Last week the authorities quadrupled to $40 million the sum allocated to agriculture in the draft budget this year, with the aim of not only appeasing the farmers but also avoiding a dispute with Damascus, which has the last word on Lebanese affairs.
The move followed days of protests by growers demanding a crackdown on the wholesale contraband from Syria, which surrounds Lebanon on three sides, and a revision of trade accords with Egypt and Jordan. Under the accords there is no import duty on goods from those two countries for the first six months of every year.
The protests, of an unprecedented size, sprang up in the northern Akkar plain, and spread to a lesser extent to the eastern Bekaa valley, both bordering Syria. Farmers blocked the roads to stop truckloads of Syrian produce entering the country, before being dispersed by the police.
In Beirut and surrounding areas, as well as in southern Lebanon, several thousand demonstrated, dumping vegetable, citrus fruits and bananas on the roads or giving them away to the public.
Agriculture Minister Ali Abdallah promised help for farmers to export their crops and technical assistance to improve their output, but warned against "political exploitation" of the dispute. He said that only the customs services were empowered to check smuggling.
Elias Atallah, a member of a farmers' union, was not impressed, accusing Syrian and Lebanese mafias, Jordanians and even Turks of organizing the contraband. "Our crops remain unsold because they cost more than Syrian produce, which is subsidized both at the growing stage and their export," he added.
The head of an association of southern Lebanese farmers, Waddah Fakhri, called for changes in agreements concluded with neighboring countries, and a ban on the import of fruit and vegetables grown in Lebanon. But Attallah laid the blame firmly at the door of Syria, which maintains 30,000 troops in Lebanon, accusing it of bringing about the ruin of Lebanese farmers.
"Syrians now control more than 70 percent of the wholesale market and nearly half the retail market," he charged. "They give priority to produce from Syria and impose their own prices on what we grow."
Attallah also condemned the "greed" of Lebanese firms controlling the market in seeds, plants, pesticides and fertilizer, and accused the authorities of chronic neglect of the agricultural sector. “The state favors merchants to the detriment of farmers, and dares do nothing to halt the smuggling," he said.
At the agriculture ministry, director general Adel Shweiri said he hoped that the increase in his budget would enable him to do more to help farmers.

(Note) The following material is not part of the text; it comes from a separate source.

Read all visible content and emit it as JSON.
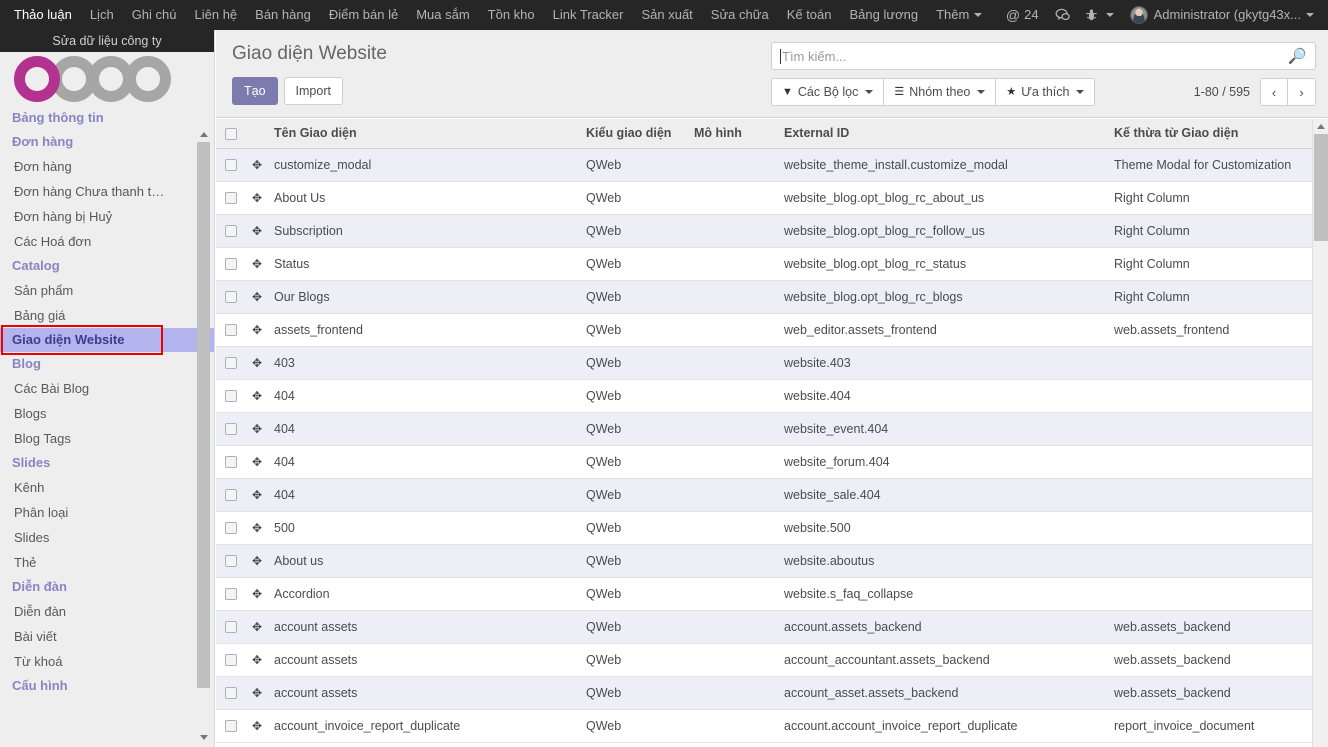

In the current budget agriculture accounts for less than 0.2 percent of expenditure, even though it employs 30 percent of the population. Its share of gross national product has fallen from 13 percent to eight percent in 25 years.
"We want to make our goods competitive and help exports by reducing the cost and improving the quality, because globalization and free markets will defeat artificial protectionism," Shweiri said.
For Atallah, however, this is no answer, pointing to the absurdities of the system. "Lebanon produces twice as many bananas as it consumes, but Syria doesn't buy a single one," he said. "Worse, it imports them from Guatemala or Somalia then floods the Lebanese market with them." — (AFP, Beirut)
by Najib Khazzaka
© Agence France Presse 2001
© 2001 Mena Report (www.menareport.com )